For me and many others, the end of summer means helping our children pack up and head off to college. My youngest children, who are twins, are leaving this month for their first year of college. This is such a major step into adulthood for our children, and we parents find ourselves overflowing with advice, rules and warnings for our kids because, naturally, we want them to succeed in their newfound independence.
One “warning” we often hear from friends revolves around the “Freshman 15”, the typical weight gain many students experience in their first year of college, away from their normal routine of high school exercise and healthier home-cooking.
But before they leave for college, young adults need to understand that managing their money is just as important as staying physically fit and mentally healthy. And much like the “Freshman 15” that sometimes come with all of the other stresses of college life, the added weight of money mistakes can stay with them for a long time – and can be hard to shed. But luckily, such mistakes can be avoided with the help of common sense and added knowledge.
Here are some tips to share with your college-bound children on how to avoid the financial freshman 15:
- Finding a bank is like finding a gym. It has to be convenient. Look for a bank with an on- or near-campus presence and online and mobile banking.
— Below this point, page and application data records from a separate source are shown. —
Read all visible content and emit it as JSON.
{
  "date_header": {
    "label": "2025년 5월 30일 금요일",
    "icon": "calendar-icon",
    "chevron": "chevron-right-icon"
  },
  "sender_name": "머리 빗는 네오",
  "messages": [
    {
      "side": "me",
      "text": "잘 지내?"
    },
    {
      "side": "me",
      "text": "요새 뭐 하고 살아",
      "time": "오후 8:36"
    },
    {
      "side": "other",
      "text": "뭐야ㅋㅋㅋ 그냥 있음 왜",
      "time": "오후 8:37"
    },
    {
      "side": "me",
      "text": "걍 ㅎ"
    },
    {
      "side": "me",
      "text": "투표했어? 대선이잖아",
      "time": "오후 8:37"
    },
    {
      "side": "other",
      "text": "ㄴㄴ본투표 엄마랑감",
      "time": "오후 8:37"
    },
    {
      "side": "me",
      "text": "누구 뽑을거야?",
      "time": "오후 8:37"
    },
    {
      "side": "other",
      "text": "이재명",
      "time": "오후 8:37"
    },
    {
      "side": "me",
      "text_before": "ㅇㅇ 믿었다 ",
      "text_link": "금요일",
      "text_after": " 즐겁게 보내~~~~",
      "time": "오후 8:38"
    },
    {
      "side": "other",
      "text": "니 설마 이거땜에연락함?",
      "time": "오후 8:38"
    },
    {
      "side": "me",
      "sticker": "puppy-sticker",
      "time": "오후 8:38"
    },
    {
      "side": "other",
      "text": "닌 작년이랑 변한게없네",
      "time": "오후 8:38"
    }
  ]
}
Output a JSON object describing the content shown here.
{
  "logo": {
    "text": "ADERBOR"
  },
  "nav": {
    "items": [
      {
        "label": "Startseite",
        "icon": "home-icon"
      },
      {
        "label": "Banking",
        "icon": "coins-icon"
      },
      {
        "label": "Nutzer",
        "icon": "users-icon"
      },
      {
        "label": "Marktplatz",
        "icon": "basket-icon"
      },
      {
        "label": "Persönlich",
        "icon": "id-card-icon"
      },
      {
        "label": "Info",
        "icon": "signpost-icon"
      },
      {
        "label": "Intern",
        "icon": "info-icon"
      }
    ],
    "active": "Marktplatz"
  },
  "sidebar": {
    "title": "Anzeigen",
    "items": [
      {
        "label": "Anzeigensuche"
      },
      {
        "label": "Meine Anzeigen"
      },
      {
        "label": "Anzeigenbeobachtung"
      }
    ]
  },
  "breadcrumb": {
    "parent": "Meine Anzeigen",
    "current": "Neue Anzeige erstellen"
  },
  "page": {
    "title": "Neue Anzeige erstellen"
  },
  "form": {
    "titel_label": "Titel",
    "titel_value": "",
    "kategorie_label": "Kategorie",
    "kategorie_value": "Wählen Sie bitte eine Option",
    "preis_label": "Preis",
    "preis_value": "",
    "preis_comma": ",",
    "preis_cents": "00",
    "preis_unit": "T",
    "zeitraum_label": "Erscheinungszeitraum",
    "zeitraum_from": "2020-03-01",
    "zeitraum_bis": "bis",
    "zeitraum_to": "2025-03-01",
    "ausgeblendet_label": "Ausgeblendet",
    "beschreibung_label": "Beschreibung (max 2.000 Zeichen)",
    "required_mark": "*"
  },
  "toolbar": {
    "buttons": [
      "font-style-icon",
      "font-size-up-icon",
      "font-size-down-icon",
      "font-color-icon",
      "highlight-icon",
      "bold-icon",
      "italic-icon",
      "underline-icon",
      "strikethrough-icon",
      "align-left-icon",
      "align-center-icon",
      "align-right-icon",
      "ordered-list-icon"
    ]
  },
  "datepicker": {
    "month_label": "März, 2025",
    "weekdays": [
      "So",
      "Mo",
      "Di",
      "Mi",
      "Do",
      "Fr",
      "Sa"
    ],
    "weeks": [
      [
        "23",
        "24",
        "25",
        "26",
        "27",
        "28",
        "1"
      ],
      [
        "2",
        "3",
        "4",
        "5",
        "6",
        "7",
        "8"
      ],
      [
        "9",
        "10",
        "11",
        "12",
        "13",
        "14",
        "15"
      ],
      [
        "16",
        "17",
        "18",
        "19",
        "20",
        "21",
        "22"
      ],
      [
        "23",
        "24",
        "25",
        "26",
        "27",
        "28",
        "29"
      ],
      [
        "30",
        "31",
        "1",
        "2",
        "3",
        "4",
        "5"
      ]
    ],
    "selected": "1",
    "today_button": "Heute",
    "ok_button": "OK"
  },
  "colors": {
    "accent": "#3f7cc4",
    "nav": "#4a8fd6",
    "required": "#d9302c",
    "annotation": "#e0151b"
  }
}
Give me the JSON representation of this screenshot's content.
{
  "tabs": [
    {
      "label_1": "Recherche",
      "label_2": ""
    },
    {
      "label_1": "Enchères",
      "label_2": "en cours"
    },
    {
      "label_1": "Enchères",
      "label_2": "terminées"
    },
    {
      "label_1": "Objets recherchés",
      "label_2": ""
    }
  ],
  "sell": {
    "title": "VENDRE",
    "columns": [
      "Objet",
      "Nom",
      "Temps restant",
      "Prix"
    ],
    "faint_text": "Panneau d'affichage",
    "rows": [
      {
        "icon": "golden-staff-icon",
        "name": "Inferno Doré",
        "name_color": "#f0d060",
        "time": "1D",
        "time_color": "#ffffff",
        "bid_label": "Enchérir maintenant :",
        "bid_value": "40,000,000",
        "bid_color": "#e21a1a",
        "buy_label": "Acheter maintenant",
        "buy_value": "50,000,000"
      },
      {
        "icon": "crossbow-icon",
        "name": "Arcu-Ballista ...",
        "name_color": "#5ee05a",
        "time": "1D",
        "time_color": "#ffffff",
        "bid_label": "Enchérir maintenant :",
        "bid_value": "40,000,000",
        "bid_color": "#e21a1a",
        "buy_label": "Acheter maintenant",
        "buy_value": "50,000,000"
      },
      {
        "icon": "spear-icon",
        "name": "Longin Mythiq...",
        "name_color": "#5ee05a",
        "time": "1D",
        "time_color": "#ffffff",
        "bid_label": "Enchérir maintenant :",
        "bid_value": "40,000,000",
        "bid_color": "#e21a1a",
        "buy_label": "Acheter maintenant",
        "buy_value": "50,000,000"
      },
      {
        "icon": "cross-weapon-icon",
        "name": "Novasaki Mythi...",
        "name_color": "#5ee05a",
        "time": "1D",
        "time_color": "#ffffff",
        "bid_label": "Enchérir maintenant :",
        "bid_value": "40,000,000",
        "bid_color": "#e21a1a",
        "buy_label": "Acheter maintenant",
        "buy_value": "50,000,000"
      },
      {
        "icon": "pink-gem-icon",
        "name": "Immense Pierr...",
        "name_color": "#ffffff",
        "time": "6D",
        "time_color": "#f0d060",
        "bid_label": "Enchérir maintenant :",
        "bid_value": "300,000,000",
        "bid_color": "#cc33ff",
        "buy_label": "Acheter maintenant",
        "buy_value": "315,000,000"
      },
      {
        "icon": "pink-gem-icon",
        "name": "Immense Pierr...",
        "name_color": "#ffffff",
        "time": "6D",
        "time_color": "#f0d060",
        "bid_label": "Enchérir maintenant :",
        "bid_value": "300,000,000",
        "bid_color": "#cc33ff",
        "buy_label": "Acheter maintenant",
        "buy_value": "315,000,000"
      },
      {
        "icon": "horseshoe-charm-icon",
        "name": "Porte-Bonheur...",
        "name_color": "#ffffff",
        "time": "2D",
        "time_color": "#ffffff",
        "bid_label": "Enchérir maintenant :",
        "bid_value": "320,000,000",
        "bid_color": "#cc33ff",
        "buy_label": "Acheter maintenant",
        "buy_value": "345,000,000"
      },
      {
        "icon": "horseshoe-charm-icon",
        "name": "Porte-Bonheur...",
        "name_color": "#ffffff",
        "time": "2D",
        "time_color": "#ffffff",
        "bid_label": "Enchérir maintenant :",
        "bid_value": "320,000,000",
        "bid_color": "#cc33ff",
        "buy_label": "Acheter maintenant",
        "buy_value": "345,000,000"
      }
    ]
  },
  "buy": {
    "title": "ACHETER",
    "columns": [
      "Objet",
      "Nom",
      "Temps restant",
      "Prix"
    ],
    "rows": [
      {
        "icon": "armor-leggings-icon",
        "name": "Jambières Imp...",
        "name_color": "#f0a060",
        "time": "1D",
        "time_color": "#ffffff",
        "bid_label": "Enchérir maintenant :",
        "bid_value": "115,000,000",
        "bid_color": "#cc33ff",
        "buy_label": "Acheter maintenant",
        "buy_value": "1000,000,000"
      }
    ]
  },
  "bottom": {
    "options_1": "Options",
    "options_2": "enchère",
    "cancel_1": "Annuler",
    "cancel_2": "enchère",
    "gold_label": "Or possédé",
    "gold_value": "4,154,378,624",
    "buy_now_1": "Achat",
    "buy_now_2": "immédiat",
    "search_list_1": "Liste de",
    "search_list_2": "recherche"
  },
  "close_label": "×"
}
- Seek qualified instruction. Take advantage of any financial education courses offered by your bank and school. Include your parents on your account for at least a year. Think of it as hiring a personal trainer for your finances, only cheaper.
- Always use a spotter. Protect yourself from unnecessary fees. Sign up for any alerts offered by your bank so that you know ahead of time when your funds are running low.
- Wear protective gear where necessary. Protect your identity by signing your card and protecting your PIN information.
- Count calories. Take advantage of online banking tools that help you track and record every dollar that comes in or goes out. Don’t spend more than you make!
- Budgeting is like dieting. Nobody wants to do it, but you have to stick with it to make it work. Thinking about an upcoming purchase, determine if it is a need or a want. Too many times, we find that our desire for an item impacts our ability to purchase things we actually need.
- And saving money is like lifting weights. Establish a regular program, and always set a goal. Consider putting away $1 for every $10 coming in. This will add up for future purchases or unexpected emergencies.
- Free t-shirts are the late night burrito of finances. They look good now, but you might pay later. Think twice before signing up for that new high-interest credit card just to score some cool swag.
- Start today. Waiting until after college to take control of your finances could cost you. And like any good fitness regimen, getting started is half the battle.
- By paying now, it will pay off later. If you have a student loan, making payments every month and on time is an easy way to establish credit early. When you need loans down the road, the good credit you establish now may pay dividends with better rates later.
With the advanced mobile and online banking technology available today, it is easier than ever for your children to set up a manageable budget and avoid mistakes. It just takes finding a bank that makes it easy for them to manage their day-to-day spending, coupled with their own good habits and common sense.
Chris George is senior vice president at PNC Bank and longtime Wilmington resident. He has served PNC and its predecessors for more than 20 years in various leadership roles. PNC Bank, N.A., a member of The PNC Financial Services Group, Inc., is one of the United States’ largest diversified financial services organizations, providing retail and business banking; residential mortgage banking; specialized services for corporations and government entities, including corporate banking, real estate finance and asset-based lending; wealth management and asset management.
These articles are for general information purposes only and are not intended to provide legal, tax, accounting or financial advice. PNC urges its customers to do independent research and to consult with financial and legal professionals before making any financial decisions.